■ **Instructions for the task**: Word for word, write out all of the entries that follow.

+++++

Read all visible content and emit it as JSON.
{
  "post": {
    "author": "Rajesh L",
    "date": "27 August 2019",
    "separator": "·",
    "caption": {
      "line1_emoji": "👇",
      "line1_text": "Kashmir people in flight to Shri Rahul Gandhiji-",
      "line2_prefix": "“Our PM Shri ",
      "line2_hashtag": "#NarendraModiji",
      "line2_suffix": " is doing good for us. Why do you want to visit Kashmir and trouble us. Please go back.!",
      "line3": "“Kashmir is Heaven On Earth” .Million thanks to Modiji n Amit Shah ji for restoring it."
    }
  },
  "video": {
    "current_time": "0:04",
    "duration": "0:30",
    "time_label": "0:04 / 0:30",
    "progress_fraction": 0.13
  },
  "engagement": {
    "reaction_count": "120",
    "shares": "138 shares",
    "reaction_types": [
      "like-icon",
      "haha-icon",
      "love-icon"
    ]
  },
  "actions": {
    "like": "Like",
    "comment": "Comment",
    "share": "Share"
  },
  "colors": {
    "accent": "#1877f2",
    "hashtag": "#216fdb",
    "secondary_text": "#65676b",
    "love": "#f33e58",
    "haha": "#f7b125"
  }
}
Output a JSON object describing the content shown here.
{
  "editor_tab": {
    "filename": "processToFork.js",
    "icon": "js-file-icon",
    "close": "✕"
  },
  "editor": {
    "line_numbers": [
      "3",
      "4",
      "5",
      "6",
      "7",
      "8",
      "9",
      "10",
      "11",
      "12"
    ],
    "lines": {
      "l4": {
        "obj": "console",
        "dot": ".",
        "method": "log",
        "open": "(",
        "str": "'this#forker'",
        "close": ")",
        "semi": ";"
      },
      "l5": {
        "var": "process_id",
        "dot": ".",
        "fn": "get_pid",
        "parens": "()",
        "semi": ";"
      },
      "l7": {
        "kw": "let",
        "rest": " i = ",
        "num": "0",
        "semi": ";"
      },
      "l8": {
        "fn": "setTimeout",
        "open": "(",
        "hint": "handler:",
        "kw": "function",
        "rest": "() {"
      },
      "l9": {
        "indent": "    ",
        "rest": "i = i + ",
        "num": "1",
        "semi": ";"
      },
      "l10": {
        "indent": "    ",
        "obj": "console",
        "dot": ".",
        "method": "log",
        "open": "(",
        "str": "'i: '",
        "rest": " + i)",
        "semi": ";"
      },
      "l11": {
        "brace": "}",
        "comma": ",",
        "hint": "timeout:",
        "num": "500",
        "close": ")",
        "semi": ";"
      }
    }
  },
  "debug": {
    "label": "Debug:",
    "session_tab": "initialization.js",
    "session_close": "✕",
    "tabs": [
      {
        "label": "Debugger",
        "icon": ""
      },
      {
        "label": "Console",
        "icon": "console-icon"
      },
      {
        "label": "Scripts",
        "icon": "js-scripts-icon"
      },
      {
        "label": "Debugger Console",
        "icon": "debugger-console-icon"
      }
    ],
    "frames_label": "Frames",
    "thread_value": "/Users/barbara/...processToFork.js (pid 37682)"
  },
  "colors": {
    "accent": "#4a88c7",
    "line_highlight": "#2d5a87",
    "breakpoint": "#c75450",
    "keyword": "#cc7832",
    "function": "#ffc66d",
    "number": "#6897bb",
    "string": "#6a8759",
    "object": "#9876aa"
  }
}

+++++

■ **Exercise solution**:
Read all visible content and emit it as JSON.
{
  "post": {
    "author": "Rajesh L",
    "date": "27 August 2019",
    "separator": "·",
    "caption": {
      "line1_emoji": "👇",
      "line1_text": "Kashmir people in flight to Shri Rahul Gandhiji-",
      "line2_prefix": "“Our PM Shri ",
      "line2_hashtag": "#NarendraModiji",
      "line2_suffix": " is doing good for us. Why do you want to visit Kashmir and trouble us. Please go back.!",
      "line3": "“Kashmir is Heaven On Earth” .Million thanks to Modiji n Amit Shah ji for restoring it."
    }
  },
  "video": {
    "current_time": "0:04",
    "duration": "0:30",
    "time_label": "0:04 / 0:30",
    "progress_fraction": 0.13
  },
  "engagement": {
    "reaction_count": "120",
    "shares": "138 shares",
    "reaction_types": [
      "like-icon",
      "haha-icon",
      "love-icon"
    ]
  },
  "actions": {
    "like": "Like",
    "comment": "Comment",
    "share": "Share"
  },
  "colors": {
    "accent": "#1877f2",
    "hashtag": "#216fdb",
    "secondary_text": "#65676b",
    "love": "#f33e58",
    "haha": "#f7b125"
  }
}
Output a JSON object describing the content shown here.
{
  "editor_tab": {
    "filename": "processToFork.js",
    "icon": "js-file-icon",
    "close": "✕"
  },
  "editor": {
    "line_numbers": [
      "3",
      "4",
      "5",
      "6",
      "7",
      "8",
      "9",
      "10",
      "11",
      "12"
    ],
    "lines": {
      "l4": {
        "obj": "console",
        "dot": ".",
        "method": "log",
        "open": "(",
        "str": "'this#forker'",
        "close": ")",
        "semi": ";"
      },
      "l5": {
        "var": "process_id",
        "dot": ".",
        "fn": "get_pid",
        "parens": "()",
        "semi": ";"
      },
      "l7": {
        "kw": "let",
        "rest": " i = ",
        "num": "0",
        "semi": ";"
      },
      "l8": {
        "fn": "setTimeout",
        "open": "(",
        "hint": "handler:",
        "kw": "function",
        "rest": "() {"
      },
      "l9": {
        "indent": "    ",
        "rest": "i = i + ",
        "num": "1",
        "semi": ";"
      },
      "l10": {
        "indent": "    ",
        "obj": "console",
        "dot": ".",
        "method": "log",
        "open": "(",
        "str": "'i: '",
        "rest": " + i)",
        "semi": ";"
      },
      "l11": {
        "brace": "}",
        "comma": ",",
        "hint": "timeout:",
        "num": "500",
        "close": ")",
        "semi": ";"
      }
    }
  },
  "debug": {
    "label": "Debug:",
    "session_tab": "initialization.js",
    "session_close": "✕",
    "tabs": [
      {
        "label": "Debugger",
        "icon": ""
      },
      {
        "label": "Console",
        "icon": "console-icon"
      },
      {
        "label": "Scripts",
        "icon": "js-scripts-icon"
      },
      {
        "label": "Debugger Console",
        "icon": "debugger-console-icon"
      }
    ],
    "frames_label": "Frames",
    "thread_value": "/Users/barbara/...processToFork.js (pid 37682)"
  },
  "colors": {
    "accent": "#4a88c7",
    "line_highlight": "#2d5a87",
    "breakpoint": "#c75450",
    "keyword": "#cc7832",
    "function": "#ffc66d",
    "number": "#6897bb",
    "string": "#6a8759",
    "object": "#9876aa"
  }
}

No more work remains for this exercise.